Twitter’s board of directors have expressed their support for CEO Jack Dorsey, and recommended that the current unconventional management structure remains in place.
The board’s backing was made in a regulatory filing, Reuters reported.
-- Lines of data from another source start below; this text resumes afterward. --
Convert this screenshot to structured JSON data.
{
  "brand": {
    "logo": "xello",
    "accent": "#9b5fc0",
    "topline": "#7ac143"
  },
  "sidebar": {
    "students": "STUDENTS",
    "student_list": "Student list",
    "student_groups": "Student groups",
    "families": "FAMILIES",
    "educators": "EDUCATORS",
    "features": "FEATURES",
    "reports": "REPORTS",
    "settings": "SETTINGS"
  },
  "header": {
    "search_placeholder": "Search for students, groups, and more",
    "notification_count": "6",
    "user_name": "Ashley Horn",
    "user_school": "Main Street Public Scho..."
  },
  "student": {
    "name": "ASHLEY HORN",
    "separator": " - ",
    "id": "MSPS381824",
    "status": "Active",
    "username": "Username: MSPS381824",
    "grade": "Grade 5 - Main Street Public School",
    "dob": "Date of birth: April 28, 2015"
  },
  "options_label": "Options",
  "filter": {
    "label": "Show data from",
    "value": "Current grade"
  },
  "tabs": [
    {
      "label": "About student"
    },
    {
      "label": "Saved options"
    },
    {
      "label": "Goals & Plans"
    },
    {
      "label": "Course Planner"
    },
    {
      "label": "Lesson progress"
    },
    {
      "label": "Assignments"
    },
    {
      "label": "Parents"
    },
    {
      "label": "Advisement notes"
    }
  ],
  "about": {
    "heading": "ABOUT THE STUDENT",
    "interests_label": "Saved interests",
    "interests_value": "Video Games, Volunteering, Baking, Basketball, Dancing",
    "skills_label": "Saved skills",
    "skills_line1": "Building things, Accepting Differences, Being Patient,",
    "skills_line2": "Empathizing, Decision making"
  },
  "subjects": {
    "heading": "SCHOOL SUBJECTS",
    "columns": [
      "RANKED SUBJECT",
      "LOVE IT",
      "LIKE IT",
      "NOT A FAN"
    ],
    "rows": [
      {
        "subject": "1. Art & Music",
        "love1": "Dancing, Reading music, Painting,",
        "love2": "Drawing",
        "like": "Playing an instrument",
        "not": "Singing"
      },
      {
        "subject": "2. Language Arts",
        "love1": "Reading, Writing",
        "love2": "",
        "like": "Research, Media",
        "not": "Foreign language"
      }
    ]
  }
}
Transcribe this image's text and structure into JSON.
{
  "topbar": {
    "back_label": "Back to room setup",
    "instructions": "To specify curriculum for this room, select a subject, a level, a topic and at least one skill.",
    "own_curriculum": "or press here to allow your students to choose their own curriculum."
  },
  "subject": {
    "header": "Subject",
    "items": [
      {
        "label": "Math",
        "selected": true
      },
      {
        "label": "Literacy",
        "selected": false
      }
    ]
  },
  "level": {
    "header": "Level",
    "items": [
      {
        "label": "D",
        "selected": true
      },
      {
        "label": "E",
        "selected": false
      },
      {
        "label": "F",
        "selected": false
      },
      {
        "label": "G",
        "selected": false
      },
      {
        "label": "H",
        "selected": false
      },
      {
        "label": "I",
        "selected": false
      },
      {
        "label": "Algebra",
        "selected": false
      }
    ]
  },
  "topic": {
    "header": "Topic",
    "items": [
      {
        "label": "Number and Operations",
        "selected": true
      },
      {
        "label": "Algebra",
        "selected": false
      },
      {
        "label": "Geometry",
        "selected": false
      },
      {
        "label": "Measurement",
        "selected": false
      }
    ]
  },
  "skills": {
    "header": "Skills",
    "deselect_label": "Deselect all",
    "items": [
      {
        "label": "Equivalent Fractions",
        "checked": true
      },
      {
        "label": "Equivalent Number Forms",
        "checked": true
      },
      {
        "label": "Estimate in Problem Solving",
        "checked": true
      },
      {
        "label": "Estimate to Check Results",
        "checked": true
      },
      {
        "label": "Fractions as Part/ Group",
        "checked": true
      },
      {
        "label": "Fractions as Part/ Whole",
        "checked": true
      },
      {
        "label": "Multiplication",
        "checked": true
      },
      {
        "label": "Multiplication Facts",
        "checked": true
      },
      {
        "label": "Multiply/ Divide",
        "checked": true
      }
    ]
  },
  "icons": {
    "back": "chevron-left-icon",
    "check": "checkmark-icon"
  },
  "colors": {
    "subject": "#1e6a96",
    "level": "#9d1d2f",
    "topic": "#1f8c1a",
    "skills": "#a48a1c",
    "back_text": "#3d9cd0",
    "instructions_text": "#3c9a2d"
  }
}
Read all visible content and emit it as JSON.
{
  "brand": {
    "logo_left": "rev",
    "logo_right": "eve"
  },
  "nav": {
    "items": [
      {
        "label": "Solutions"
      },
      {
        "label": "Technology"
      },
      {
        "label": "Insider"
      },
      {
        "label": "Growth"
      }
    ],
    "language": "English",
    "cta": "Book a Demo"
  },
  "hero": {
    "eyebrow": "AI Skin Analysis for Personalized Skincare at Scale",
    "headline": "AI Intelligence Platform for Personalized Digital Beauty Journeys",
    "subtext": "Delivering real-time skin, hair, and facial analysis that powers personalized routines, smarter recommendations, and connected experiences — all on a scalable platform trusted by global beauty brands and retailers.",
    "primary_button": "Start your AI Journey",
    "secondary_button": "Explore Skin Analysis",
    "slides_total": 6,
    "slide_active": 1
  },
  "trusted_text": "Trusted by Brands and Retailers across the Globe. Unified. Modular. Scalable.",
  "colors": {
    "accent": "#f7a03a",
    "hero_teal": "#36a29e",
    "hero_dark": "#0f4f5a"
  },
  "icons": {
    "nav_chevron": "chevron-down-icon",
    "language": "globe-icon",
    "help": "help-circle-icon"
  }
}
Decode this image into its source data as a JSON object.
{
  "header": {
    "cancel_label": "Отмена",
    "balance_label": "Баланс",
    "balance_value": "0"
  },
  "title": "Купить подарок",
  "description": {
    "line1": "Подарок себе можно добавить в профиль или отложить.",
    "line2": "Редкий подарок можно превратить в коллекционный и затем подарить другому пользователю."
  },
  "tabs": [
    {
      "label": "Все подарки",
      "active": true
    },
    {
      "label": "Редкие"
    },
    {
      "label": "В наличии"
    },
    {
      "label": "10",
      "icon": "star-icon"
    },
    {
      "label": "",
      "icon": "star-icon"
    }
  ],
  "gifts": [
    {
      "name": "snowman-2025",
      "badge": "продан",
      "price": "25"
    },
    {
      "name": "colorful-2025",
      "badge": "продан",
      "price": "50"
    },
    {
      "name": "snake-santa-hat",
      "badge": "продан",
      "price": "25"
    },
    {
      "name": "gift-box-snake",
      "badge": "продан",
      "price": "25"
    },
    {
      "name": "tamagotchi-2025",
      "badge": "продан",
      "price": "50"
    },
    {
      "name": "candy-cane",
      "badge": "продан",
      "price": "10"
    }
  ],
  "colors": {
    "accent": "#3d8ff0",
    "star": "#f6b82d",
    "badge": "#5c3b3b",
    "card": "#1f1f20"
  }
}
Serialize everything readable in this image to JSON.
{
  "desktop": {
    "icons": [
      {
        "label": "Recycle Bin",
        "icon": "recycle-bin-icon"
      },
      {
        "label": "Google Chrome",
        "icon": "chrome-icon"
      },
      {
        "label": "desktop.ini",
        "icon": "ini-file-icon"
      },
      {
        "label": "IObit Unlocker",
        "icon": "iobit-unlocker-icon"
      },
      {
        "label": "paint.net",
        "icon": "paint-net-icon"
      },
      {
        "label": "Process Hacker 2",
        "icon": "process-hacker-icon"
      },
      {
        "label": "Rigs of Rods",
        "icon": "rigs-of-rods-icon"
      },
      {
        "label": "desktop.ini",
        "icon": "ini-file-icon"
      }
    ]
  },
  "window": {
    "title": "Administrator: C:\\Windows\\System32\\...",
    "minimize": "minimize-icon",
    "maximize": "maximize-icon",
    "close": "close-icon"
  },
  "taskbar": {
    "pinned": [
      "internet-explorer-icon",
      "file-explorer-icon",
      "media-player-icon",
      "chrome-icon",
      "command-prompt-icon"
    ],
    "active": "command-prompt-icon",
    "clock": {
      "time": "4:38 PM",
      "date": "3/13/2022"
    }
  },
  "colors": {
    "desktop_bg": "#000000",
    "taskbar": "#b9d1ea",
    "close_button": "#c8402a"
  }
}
The board reportedly said it had confidence in the social media company’s “current structure”.
It comes after Dorsey was subjected to hostile questioning by Republican senators last month in a Senate hearing in which Dorsey and other tech CEOs defended a law (Section 230) that exempts social networking firms from liability for user content.
Dorsey in particular was subjected to a fiery encounter with republican Senator Ted Cruz, that saw him demanding “who the hell elected you?” of Dorsey.
Senator Cruz also demanded to know why Dorsey was “put charge of what the media are allowed to report and what the American people are allowed to hear.”
“And why do you persist in behaving as a Democratic super PAC suppressing views contrary to your political beliefs?” demanded Cruz.
Dorsey to his credit provided a measured response in which he denied being in charge of what the American people can hear, but at the same time he admitted the platform had to “earn trust more”.
Days after emerging unscathed by Senator Cruz’s grandstanding, Dorsey gained the backing of Twitter’s board of directors.
“The committee expressed its confidence in management and recommended that the current structure remain in place,” the board said in a regulatory filing.
The board reportedly cited Twitter’s “significantly improving product” and financial performance in the third quarter when revenue grew 14 percent year-over-year to $936 million.
The board’s backing is noteworthy considering what Dorsey went through earlier this year.
In March this year he survived attempts by activist shareholder group Elliott Management to remove him from office.
Elliott Management had attempted the move because of Twitter’s unusual management approach.
Dorsey, it should be remembered, is also chief executive of Square, an online payment company.
It is reported that Dorsey spends his mornings at Twitter and afternoons at Square (Twitter and Square’s San Francisco offices are located across the street from each other).
This unorthodox approach was not appreciated by Elliott Management, and matters were not helped when Dorsey in November 2019 said he planned to live and work in Africa for part (up to half) of each year.
Dorsey made the commitment after finishing a tour of Africa.
However Dorsey in March said he would “reevaluate those plans”.
Dorsey had co-founded Twitter in 2006, but he had left the micro-blogging platform in 2008 (amid complaints he was too focused on other activities such as Yoga) to set up mobile payments firm Square.
However Dorsey returned to the Twitter fold in 2011 when Dick Costolo took over.